Data provided:
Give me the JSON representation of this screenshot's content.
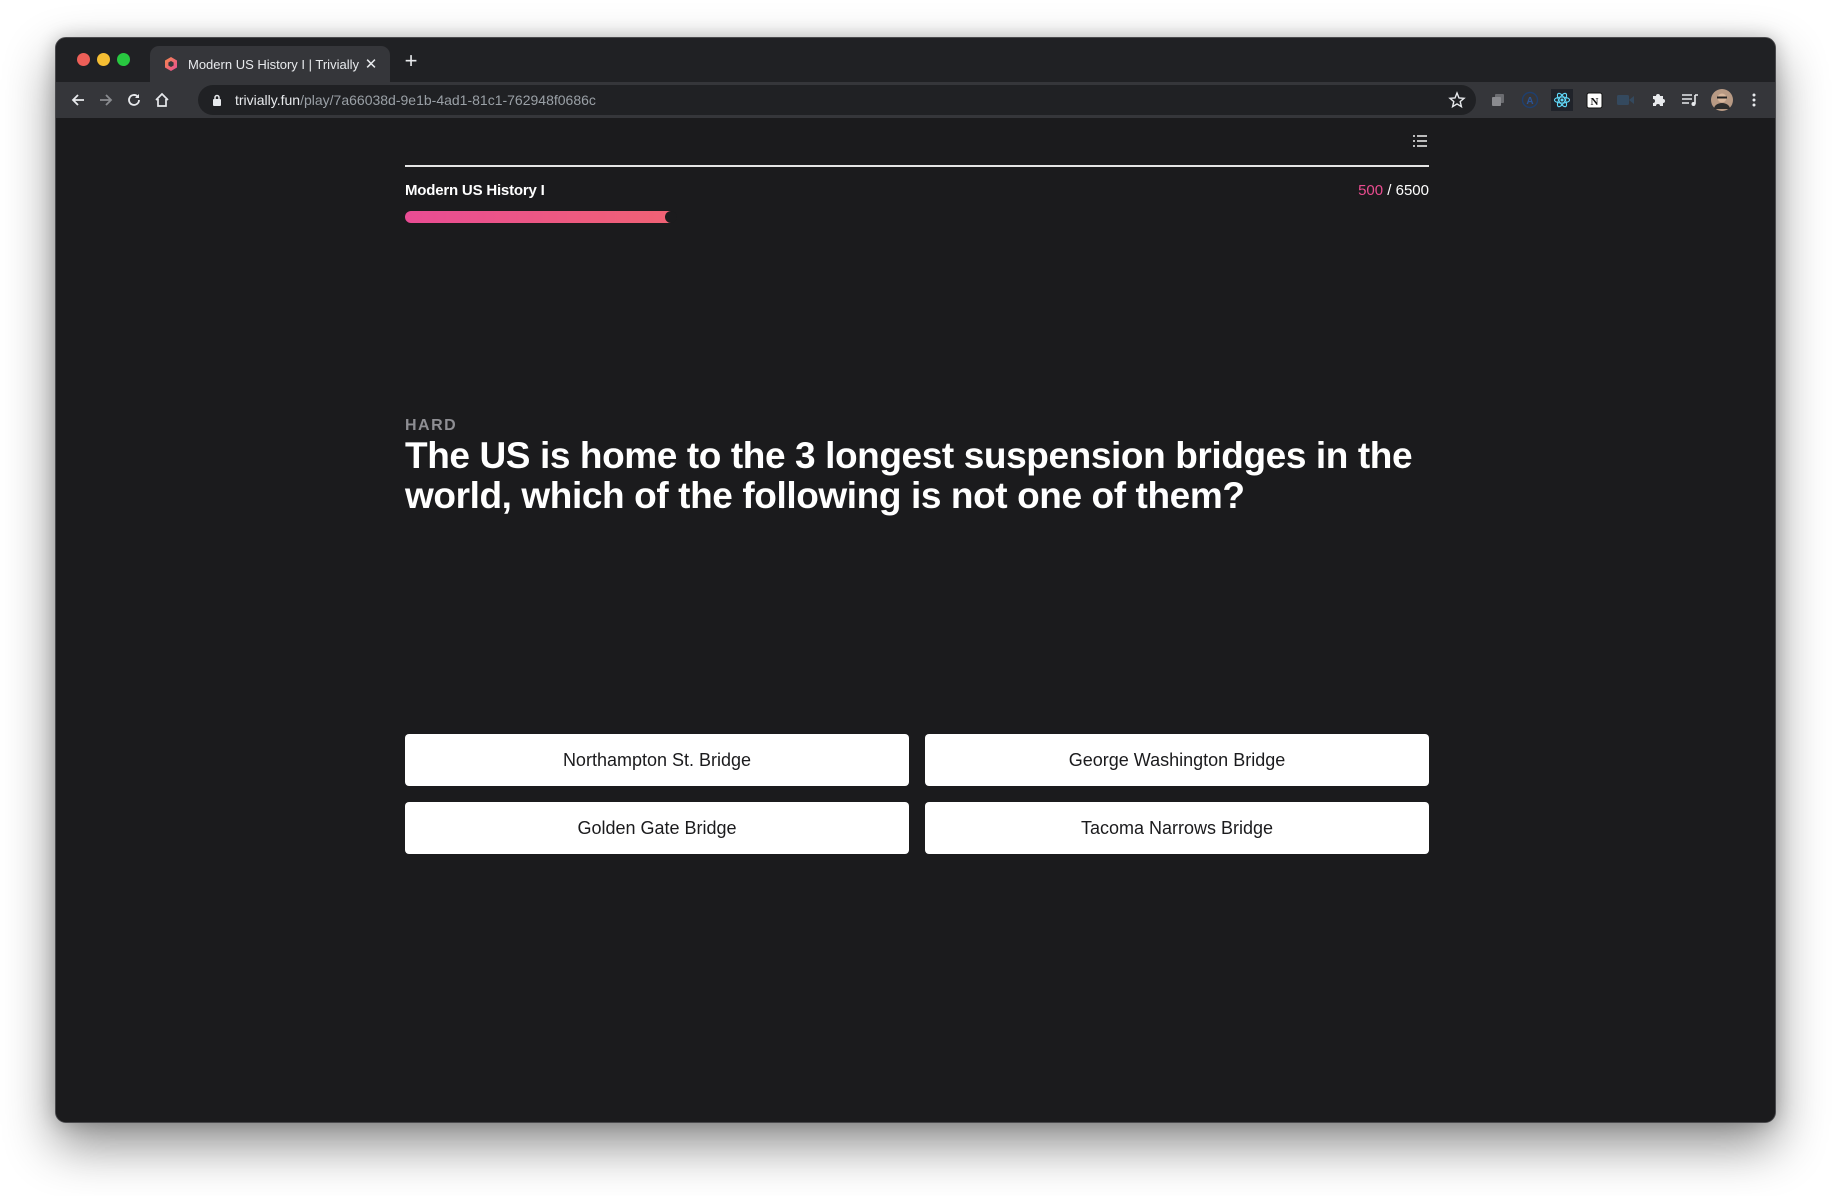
{
  "browser": {
    "tab": {
      "title": "Modern US History I | Trivially",
      "favicon": "hexagon-logo-icon"
    },
    "url": {
      "domain": "trivially.fun",
      "path": "/play/7a66038d-9e1b-4ad1-81c1-762948f0686c"
    },
    "nav_icons": [
      "back-icon",
      "forward-icon",
      "reload-icon",
      "home-icon"
    ],
    "extensions": [
      "tab-copy-icon",
      "a-circle-icon",
      "react-devtools-icon",
      "notion-icon",
      "video-camera-icon",
      "extensions-puzzle-icon",
      "media-queue-icon",
      "profile-avatar",
      "more-menu-icon"
    ]
  },
  "quiz": {
    "title": "Modern US History I",
    "score_current": "500",
    "score_separator": " / ",
    "score_total": "6500",
    "progress_fraction": 0.26,
    "difficulty": "HARD",
    "question": "The US is home to the 3 longest suspension bridges in the world, which of the following is not one of them?",
    "answers": [
      "Northampton St. Bridge",
      "George Washington Bridge",
      "Golden Gate Bridge",
      "Tacoma Narrows Bridge"
    ]
  },
  "colors": {
    "accent_pink": "#e94c8f",
    "progress_start": "#e94c94",
    "progress_end": "#f06274",
    "page_background": "#1b1b1d"
  }
}
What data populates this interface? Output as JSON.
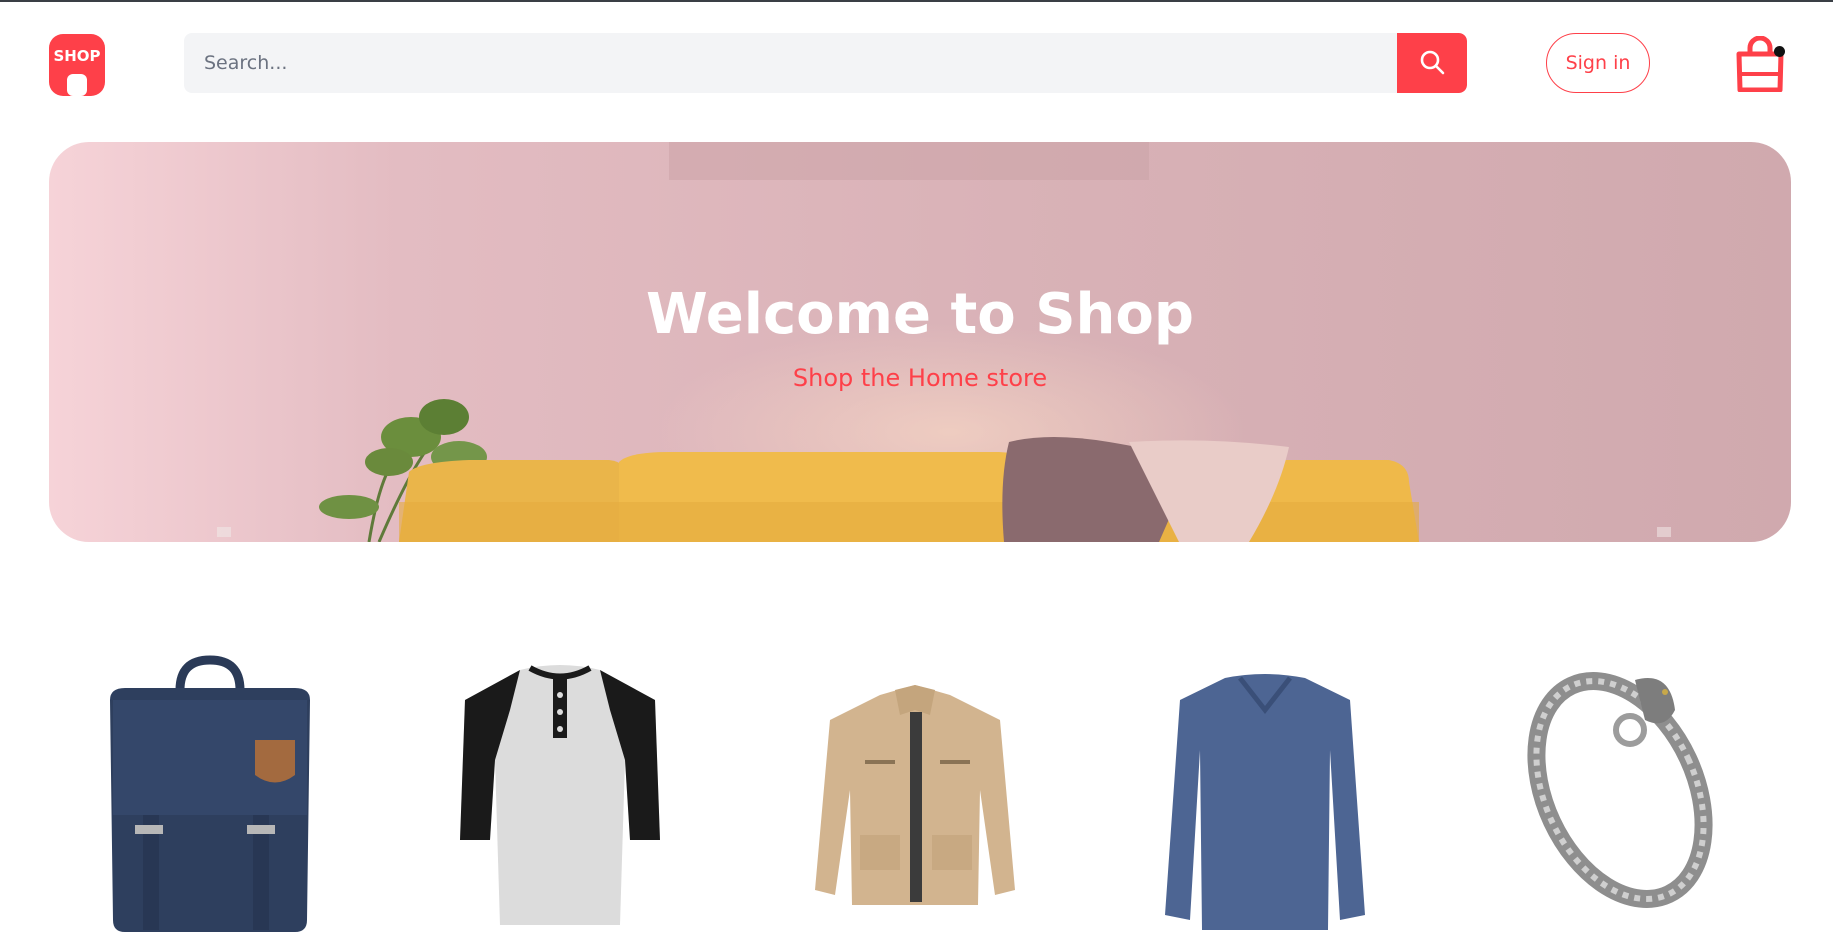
{
  "header": {
    "logo_text": "SHOP",
    "search": {
      "placeholder": "Search..."
    },
    "signin_label": "Sign in"
  },
  "hero": {
    "title": "Welcome to Shop",
    "subtitle": "Shop the Home store"
  },
  "products": [
    {
      "name": "backpack"
    },
    {
      "name": "henley-shirt"
    },
    {
      "name": "jacket"
    },
    {
      "name": "long-sleeve-shirt"
    },
    {
      "name": "bracelet"
    }
  ],
  "colors": {
    "accent": "#fe4049",
    "search_bg": "#f3f4f6",
    "hero_bg": "#d9b2b7"
  }
}
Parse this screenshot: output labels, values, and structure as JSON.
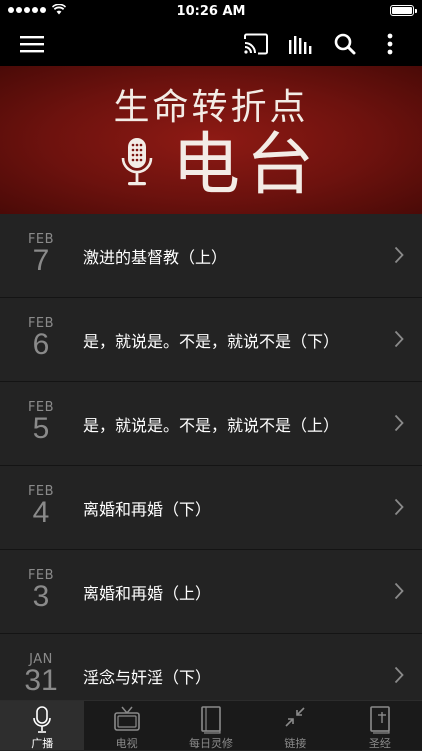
{
  "status_bar": {
    "time": "10:26 AM",
    "battery_level": 1.0
  },
  "nav": {
    "icons": [
      "menu-icon",
      "cast-icon",
      "equalizer-icon",
      "search-icon",
      "more-vertical-icon"
    ]
  },
  "banner": {
    "title": "生命转折点",
    "subtitle": "电台",
    "icon": "microphone-icon"
  },
  "episodes": [
    {
      "month": "FEB",
      "day": "7",
      "title": "激进的基督教（上）"
    },
    {
      "month": "FEB",
      "day": "6",
      "title": "是，就说是。不是，就说不是（下）"
    },
    {
      "month": "FEB",
      "day": "5",
      "title": "是，就说是。不是，就说不是（上）"
    },
    {
      "month": "FEB",
      "day": "4",
      "title": "离婚和再婚（下）"
    },
    {
      "month": "FEB",
      "day": "3",
      "title": "离婚和再婚（上）"
    },
    {
      "month": "JAN",
      "day": "31",
      "title": "淫念与奸淫（下）"
    }
  ],
  "tabs": [
    {
      "label": "广播",
      "icon": "microphone-icon",
      "active": true
    },
    {
      "label": "电视",
      "icon": "tv-icon",
      "active": false
    },
    {
      "label": "每日灵修",
      "icon": "book-icon",
      "active": false
    },
    {
      "label": "链接",
      "icon": "collapse-arrows-icon",
      "active": false
    },
    {
      "label": "圣经",
      "icon": "bible-icon",
      "active": false
    }
  ],
  "colors": {
    "banner": "#7a1510",
    "list_bg": "#232323",
    "bar_bg": "#000000"
  }
}
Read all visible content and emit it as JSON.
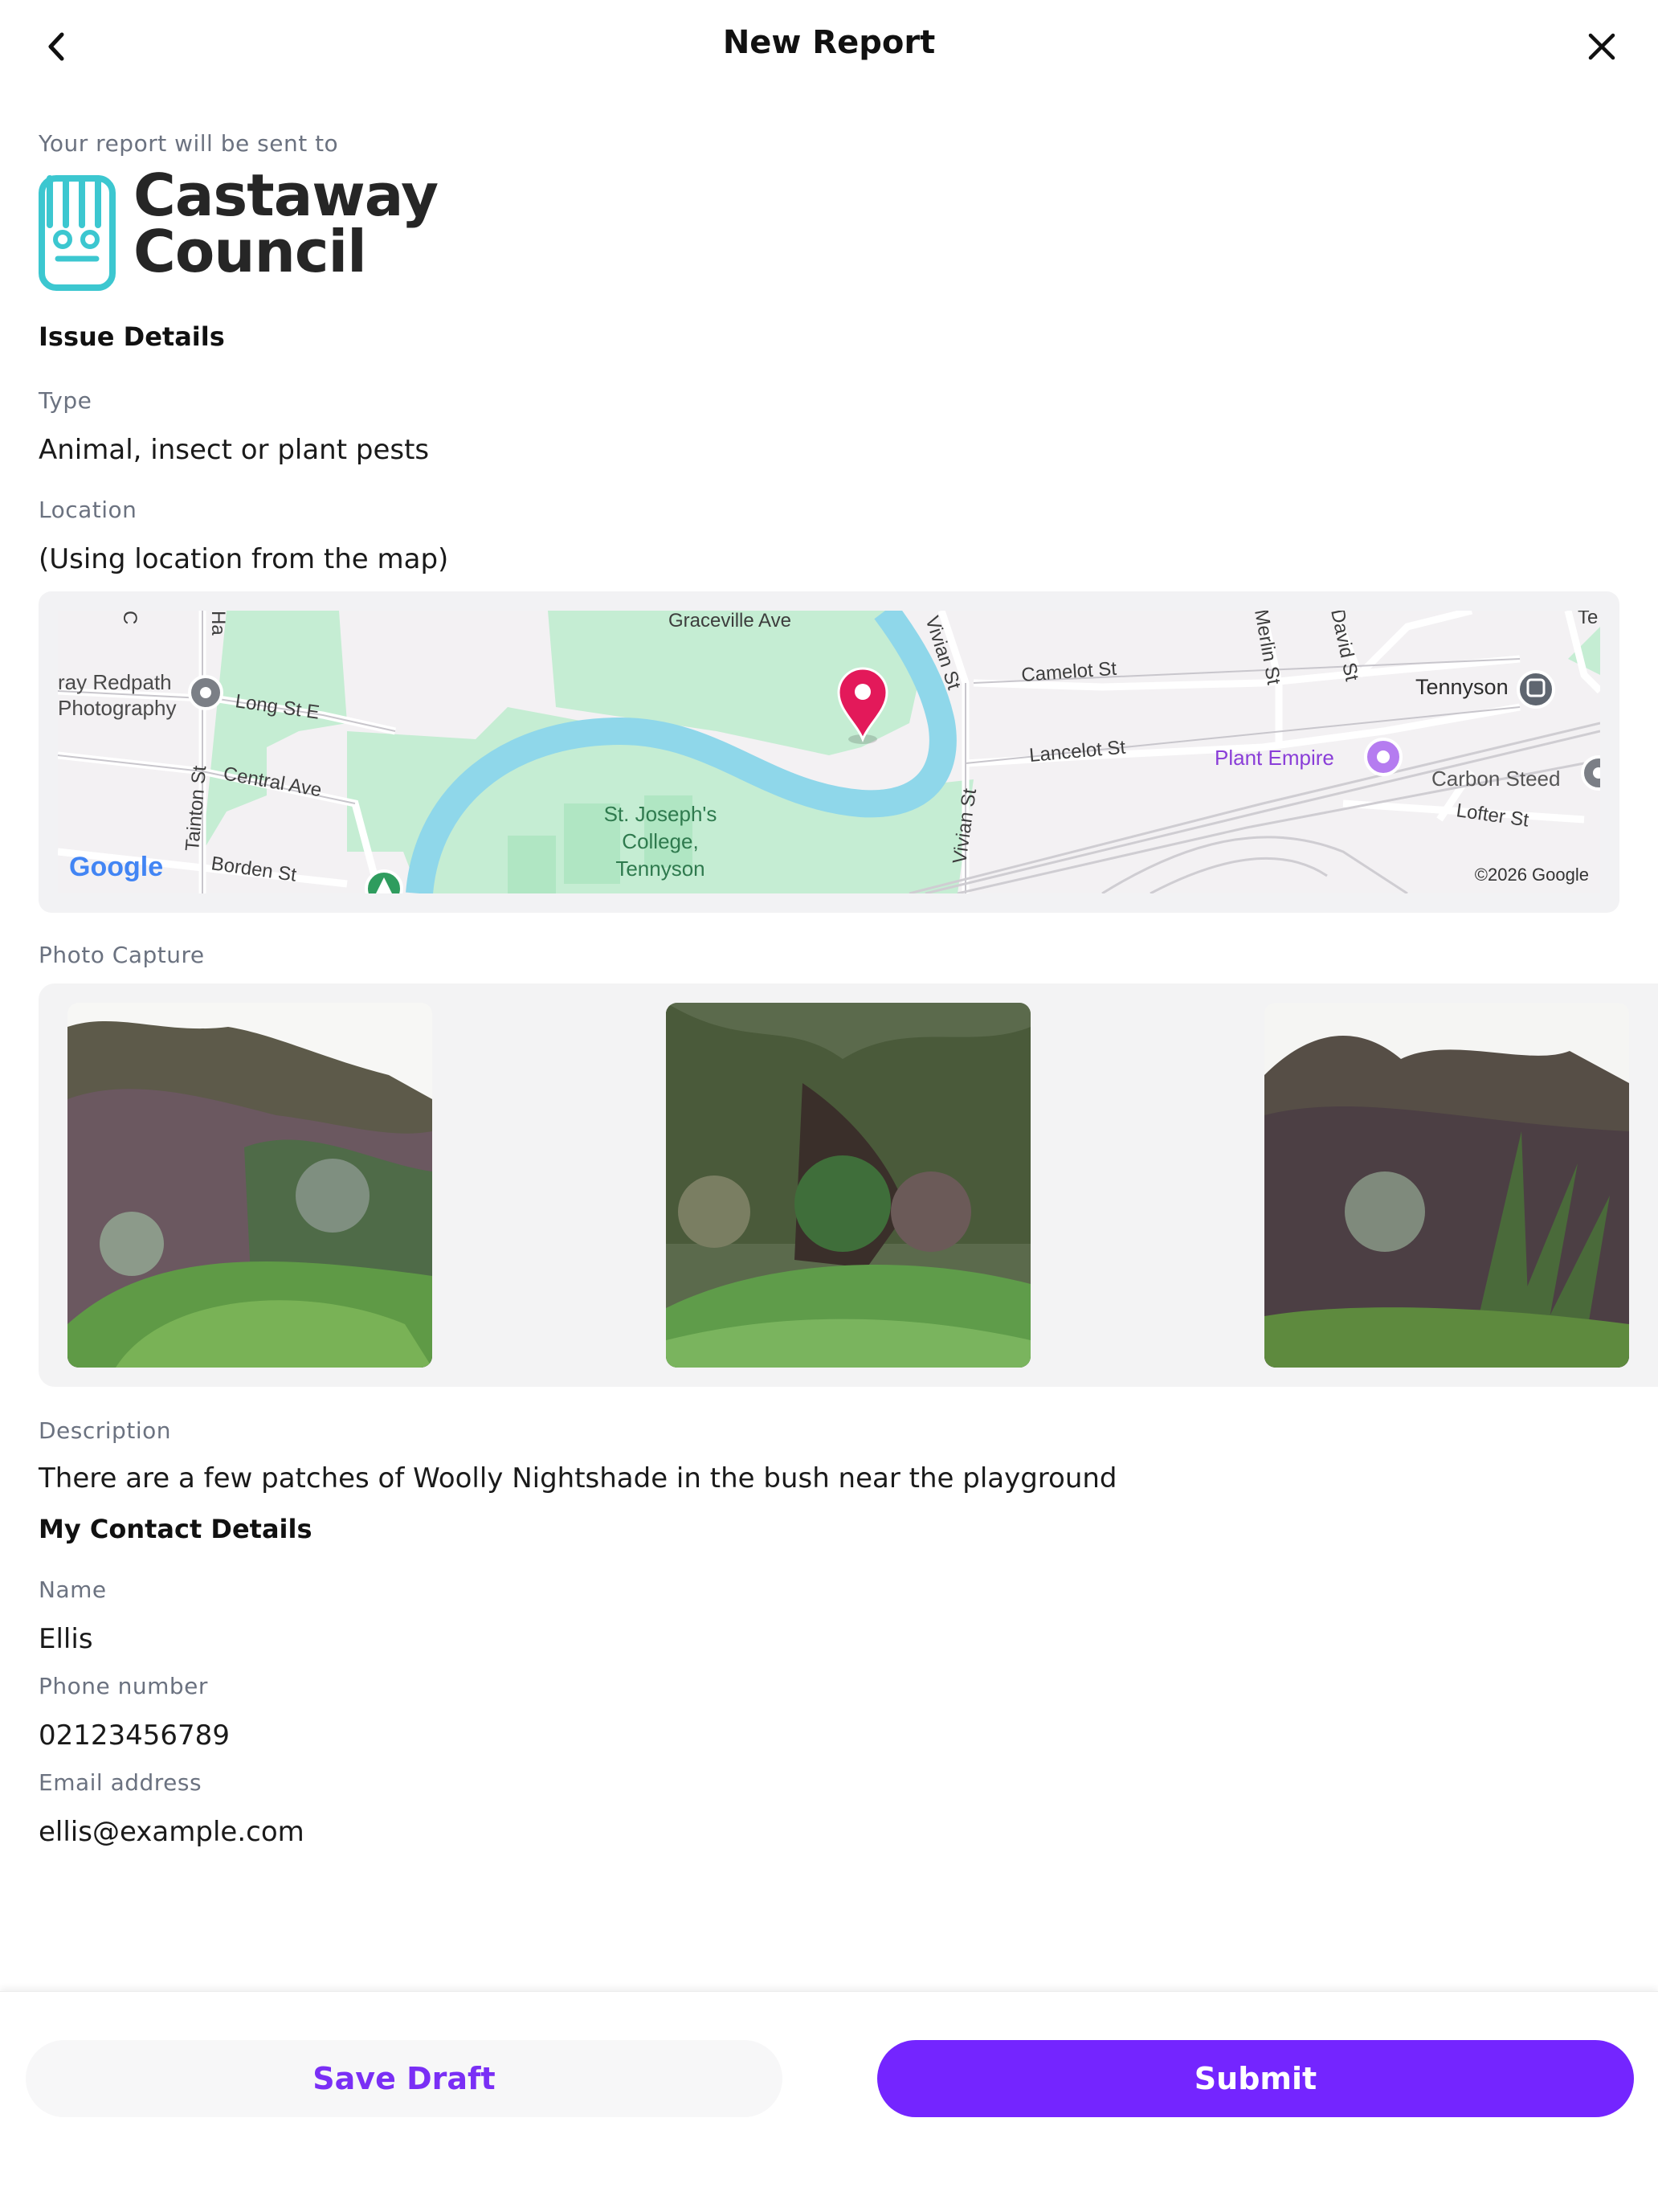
{
  "header": {
    "title": "New Report"
  },
  "recipient": {
    "label": "Your report will be sent to",
    "council_line1": "Castaway",
    "council_line2": "Council"
  },
  "issue": {
    "section_title": "Issue Details",
    "type_label": "Type",
    "type_value": "Animal, insect or plant pests",
    "location_label": "Location",
    "location_value": "(Using location from the map)"
  },
  "map": {
    "streets": {
      "graceville": "Graceville Ave",
      "vivian1": "Vivian St",
      "vivian2": "Vivian St",
      "camelot": "Camelot St",
      "merlin": "Merlin St",
      "david": "David St",
      "lancelot": "Lancelot St",
      "long": "Long St E",
      "central": "Central Ave",
      "tainton": "Tainton St",
      "borden": "Borden St",
      "lofter": "Lofter St",
      "c": "C",
      "ha": "Ha",
      "te": "Te"
    },
    "places": {
      "redpath1": "ray Redpath",
      "redpath2": "Photography",
      "tennyson": "Tennyson",
      "plant_empire": "Plant Empire",
      "carbon_steed": "Carbon Steed",
      "college1": "St. Joseph's",
      "college2": "College,",
      "college3": "Tennyson"
    },
    "google_logo": "Google",
    "copyright": "©2026 Google",
    "pin_color": "#e3195a"
  },
  "photos": {
    "label": "Photo Capture",
    "items": [
      "photo-1",
      "photo-2",
      "photo-3"
    ]
  },
  "description": {
    "label": "Description",
    "value": "There are a few patches of Woolly Nightshade in the bush near the playground"
  },
  "contact": {
    "section_title": "My Contact Details",
    "name_label": "Name",
    "name_value": "Ellis",
    "phone_label": "Phone number",
    "phone_value": "02123456789",
    "email_label": "Email address",
    "email_value": "ellis@example.com"
  },
  "footer": {
    "save_draft_label": "Save Draft",
    "submit_label": "Submit"
  },
  "colors": {
    "accent": "#7425ff",
    "logo": "#3cc7d0"
  }
}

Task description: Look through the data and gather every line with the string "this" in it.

Response:
Give me the JSON representation of this screenshot's content.
What data populates this interface? Output as JSON.
Parse this screenshot: output labels, values, and structure as JSON.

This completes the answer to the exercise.